The economic stagnation doesn’t look too apparent in that graph. You can see the global recession-induced dip in 2008-09; apart from that, NZ’s economy has been growing steadily since the introduction of MMP.
Let’s look at this another way. Here’s a chart of the quarterly “growth gap” between the two countries, Australian real GDP minus New Zealand GDP. Where the line is above zero, that means that Australia outperformed NZ in that quarter; when the line is below zero NZ recorded stronger growth. We’re still looking at the Reserve Bank of NZ data here.
From Q1 1991 to Q2 1996 (inclusive), the median quarterly growth gap between Australia and New Zealand was 0.4%. From Q3 1996 to Q1 2010 (inclusive), the median growth gap between the two countries was 0.3%. It’s hard to see the effects of the supposed “policy drift” there either.
Stutchbury goes further than just claiming that MMP itself has induced this supposedly disasterous “policy drift”. He claims that the National (centre-right) minority government of 1996-1999 was weakened by its post-MMP reliance on minority parties, and that the 1999-2008 Labour minority government was responsible for “backsliding” on policy issues. “Decisive policy making” has apparently now returned under a minority Nationals government.
So, let’s have a look at the average yearly real growth rates during four periods, again using RBNZ data.

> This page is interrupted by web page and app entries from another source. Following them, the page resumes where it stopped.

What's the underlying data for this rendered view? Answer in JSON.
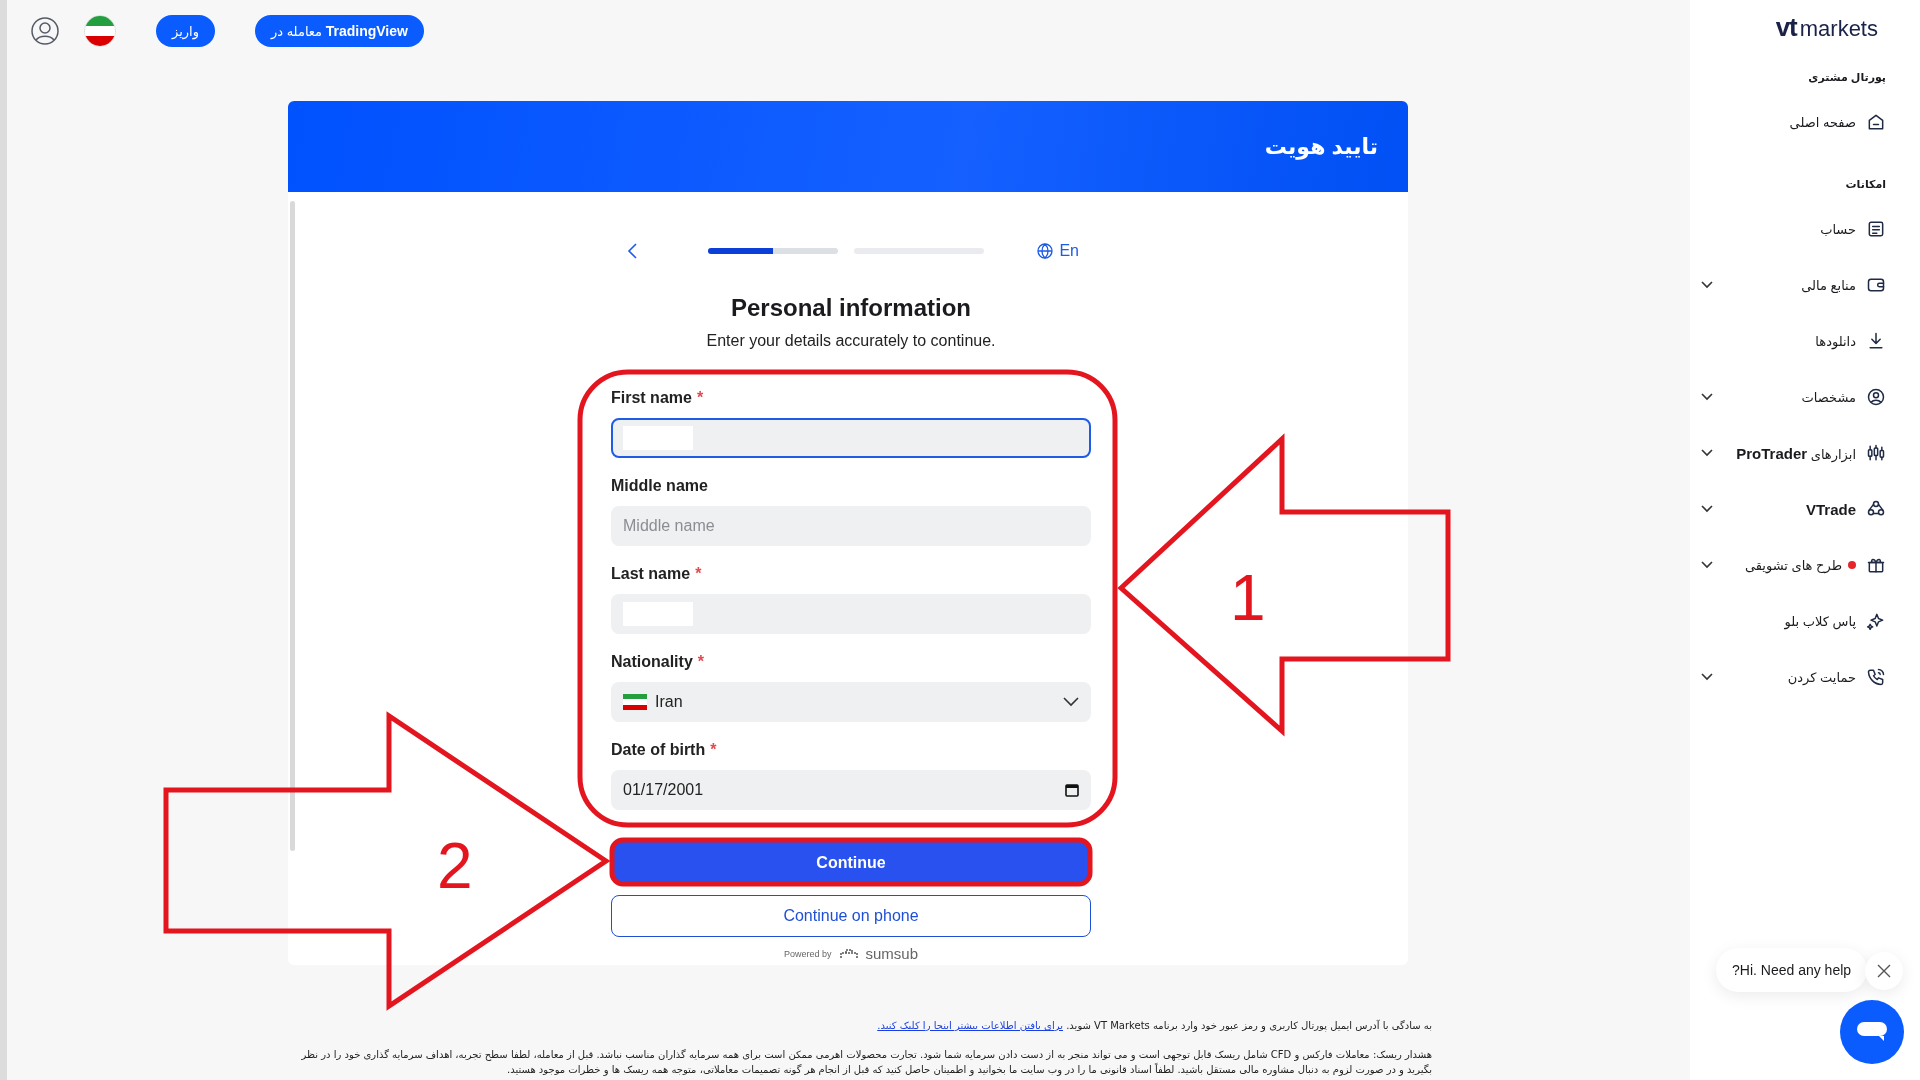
{
  "top_bar": {
    "trade_button": "معامله در **TradingView**",
    "deposit_button": "واریز"
  },
  "sidebar": {
    "logo": {
      "mark": "vt",
      "word": "markets"
    },
    "sections": [
      {
        "title": "پورتال مشتری",
        "items": [
          {
            "label": "صفحه اصلی",
            "emphasis": false,
            "expandable": false,
            "notification": false
          }
        ]
      },
      {
        "title": "امکانات",
        "items": [
          {
            "label": "حساب",
            "emphasis": false,
            "expandable": false,
            "notification": false
          },
          {
            "label": "منابع مالی",
            "emphasis": false,
            "expandable": true,
            "notification": false
          },
          {
            "label": "دانلودها",
            "emphasis": false,
            "expandable": false,
            "notification": false
          },
          {
            "label": "مشخصات",
            "emphasis": false,
            "expandable": true,
            "notification": false
          },
          {
            "label": "ابزارهای **ProTrader**",
            "emphasis": false,
            "expandable": true,
            "notification": false
          },
          {
            "label": "VTrade",
            "emphasis": true,
            "expandable": true,
            "notification": false
          },
          {
            "label": "طرح های تشویقی",
            "emphasis": false,
            "expandable": true,
            "notification": true
          },
          {
            "label": "پاس کلاب بلو",
            "emphasis": false,
            "expandable": false,
            "notification": false
          },
          {
            "label": "حمایت کردن",
            "emphasis": false,
            "expandable": true,
            "notification": false
          }
        ]
      }
    ]
  },
  "card": {
    "header_title": "تایید هویت",
    "stepper": {
      "steps": [
        {
          "active": true,
          "level": 0.5
        },
        {
          "active": false
        }
      ],
      "language": "En"
    },
    "heading": "Personal information",
    "subtitle": "Enter your details accurately to continue.",
    "fields": [
      {
        "kind": "text",
        "label": "First name",
        "required_mark": "*",
        "focused": true,
        "redacted": true
      },
      {
        "kind": "text",
        "label": "Middle name",
        "focused": false,
        "redacted": false,
        "placeholder": "Middle name"
      },
      {
        "kind": "text",
        "label": "Last name",
        "required_mark": "*",
        "focused": false,
        "redacted": true
      },
      {
        "kind": "select",
        "label": "Nationality",
        "required_mark": "*",
        "focused": false,
        "redacted": false,
        "value": "Iran"
      },
      {
        "kind": "date",
        "label": "Date of birth",
        "required_mark": "*",
        "focused": false,
        "redacted": false,
        "value": "01/17/2001"
      }
    ],
    "buttons": [
      {
        "kind": "primary",
        "label": "Continue"
      },
      {
        "kind": "secondary",
        "label": "Continue on phone"
      }
    ],
    "powered_by": {
      "prefix": "Powered by",
      "brand": "sumsub"
    }
  },
  "annotations": [
    {
      "label": "1"
    },
    {
      "label": "2"
    }
  ],
  "footer": {
    "intro": "به سادگی با آدرس ایمیل پورتال کاربری و رمز عبور خود وارد برنامه VT Markets شوید.",
    "link": "برای یافتن اطلاعات بیشتر اینجا را کلیک کنید.",
    "risk": "هشدار ریسک: معاملات فارکس و CFD شامل ریسک قابل توجهی است و می تواند منجر به از دست دادن سرمایه شما شود. تجارت محصولات اهرمی ممکن است برای همه سرمایه گذاران مناسب نباشد. قبل از معامله، لطفا سطح تجربه، اهداف سرمایه گذاری خود را در نظر بگیرید و در صورت لزوم به دنبال مشاوره مالی مستقل باشید. لطفاً اسناد قانونی ما را در وب سایت ما بخوانید و اطمینان حاصل کنید که قبل از انجام هر گونه تصمیمات معاملاتی، متوجه همه ریسک ها و خطرات موجود هستید."
  },
  "chat": {
    "bubble": "?Hi. Need any help"
  }
}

|National (majority) 90-96||2.7%|
|National (minority) 96-99||2.1%|
|Labour (minority) 99-08||3.4%|
|National (minority) 08-10||-1.4%|

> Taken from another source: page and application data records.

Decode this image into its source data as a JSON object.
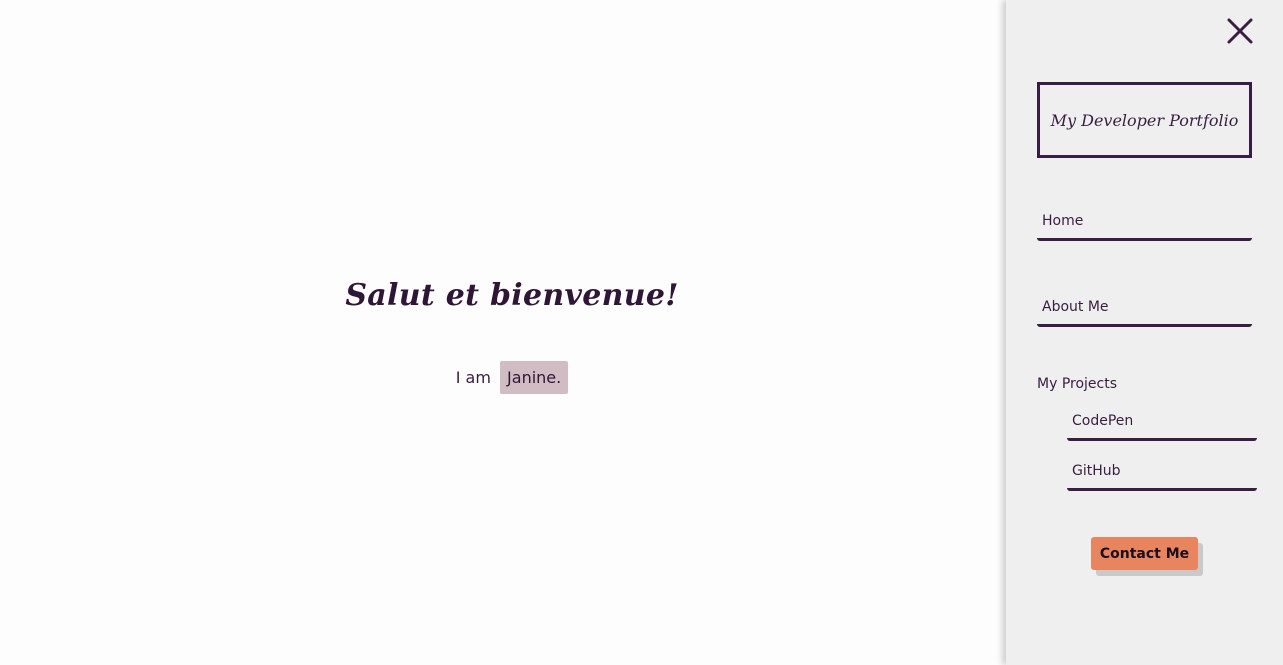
{
  "hero": {
    "title": "Salut et bienvenue!",
    "intro_prefix": "I am",
    "name": "Janine."
  },
  "sidebar": {
    "close_icon": "close-icon",
    "brand": "My Developer Portfolio",
    "nav": {
      "home": "Home",
      "about": "About Me",
      "projects_label": "My Projects",
      "codepen": "CodePen",
      "github": "GitHub"
    },
    "contact_label": "Contact Me"
  },
  "colors": {
    "accent_dark": "#3a1d42",
    "name_highlight": "#d1bcc4",
    "contact_button": "#e8855e",
    "sidebar_bg": "#efefef"
  }
}
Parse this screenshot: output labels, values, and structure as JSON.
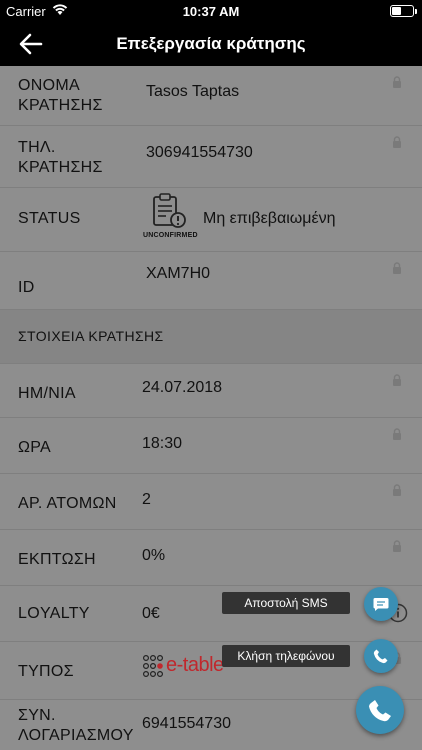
{
  "status_bar": {
    "carrier": "Carrier",
    "time": "10:37 AM"
  },
  "nav": {
    "title": "Επεξεργασία κράτησης",
    "back_icon": "arrow-left-icon"
  },
  "rows": {
    "name": {
      "label_line1": "ΟΝΟΜΑ",
      "label_line2": "ΚΡΑΤΗΣΗΣ",
      "value": "Tasos Taptas"
    },
    "phone": {
      "label_line1": "ΤΗΛ.",
      "label_line2": "ΚΡΑΤΗΣΗΣ",
      "value": "306941554730"
    },
    "status": {
      "label": "STATUS",
      "icon_caption": "UNCONFIRMED",
      "value": "Μη επιβεβαιωμένη"
    },
    "id": {
      "label": "ID",
      "value": "XAM7H0"
    }
  },
  "section": {
    "title": "ΣΤΟΙΧΕΙΑ ΚΡΑΤΗΣΗΣ"
  },
  "details": {
    "date": {
      "label": "ΗΜ/ΝΙΑ",
      "value": "24.07.2018"
    },
    "time": {
      "label": "ΩΡΑ",
      "value": "18:30"
    },
    "people": {
      "label": "ΑΡ. ΑΤΟΜΩΝ",
      "value": "2"
    },
    "discount": {
      "label": "ΕΚΠΤΩΣΗ",
      "value": "0%"
    },
    "loyalty": {
      "label": "LOYALTY",
      "value": "0€"
    },
    "type": {
      "label": "ΤΥΠΟΣ",
      "brand": "e-table"
    },
    "account": {
      "label_line1": "ΣΥΝ.",
      "label_line2": "ΛΟΓΑΡΙΑΣΜΟΥ",
      "value": "6941554730"
    }
  },
  "fab": {
    "sms_label": "Αποστολή SMS",
    "call_label": "Κλήση τηλεφώνου"
  },
  "colors": {
    "accent": "#3a8fb4",
    "overlay": "#8e8e8e",
    "bar": "#000000"
  }
}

Stutchbury’s claims of economically disasterous “policy drift” in the post-MMP period, apparently particularly pronounced under Helen Clark’s Labour Government, aren’t apparent in the data. NZ recorded healthy average annual growth of 3.4% in the years of Labour minority government.
So, if Stutchbury’s claims are not based on actual economic performance, what are they based on? Well, it looks like “policy drift” really means “failure to implement policies of which Michael Stutchbury would approve”. His examples of poor performance under Labour include the re-nationalisation of railways and Air NZ. So, MMP and NZ Labour are not assessed by any objective criteria, but rather by the extent to which they’ve delivered policies that match Stutchbury’s own preferences.
The broader point of Stutchbury’s column is to warn of the risks of a “fractured Parliament”, which could allegedly “break us”. NZ is held up as a basket case, a nigh-ungovernable polity with a disastrous economy. The reality, as we’ve seen, is quite different.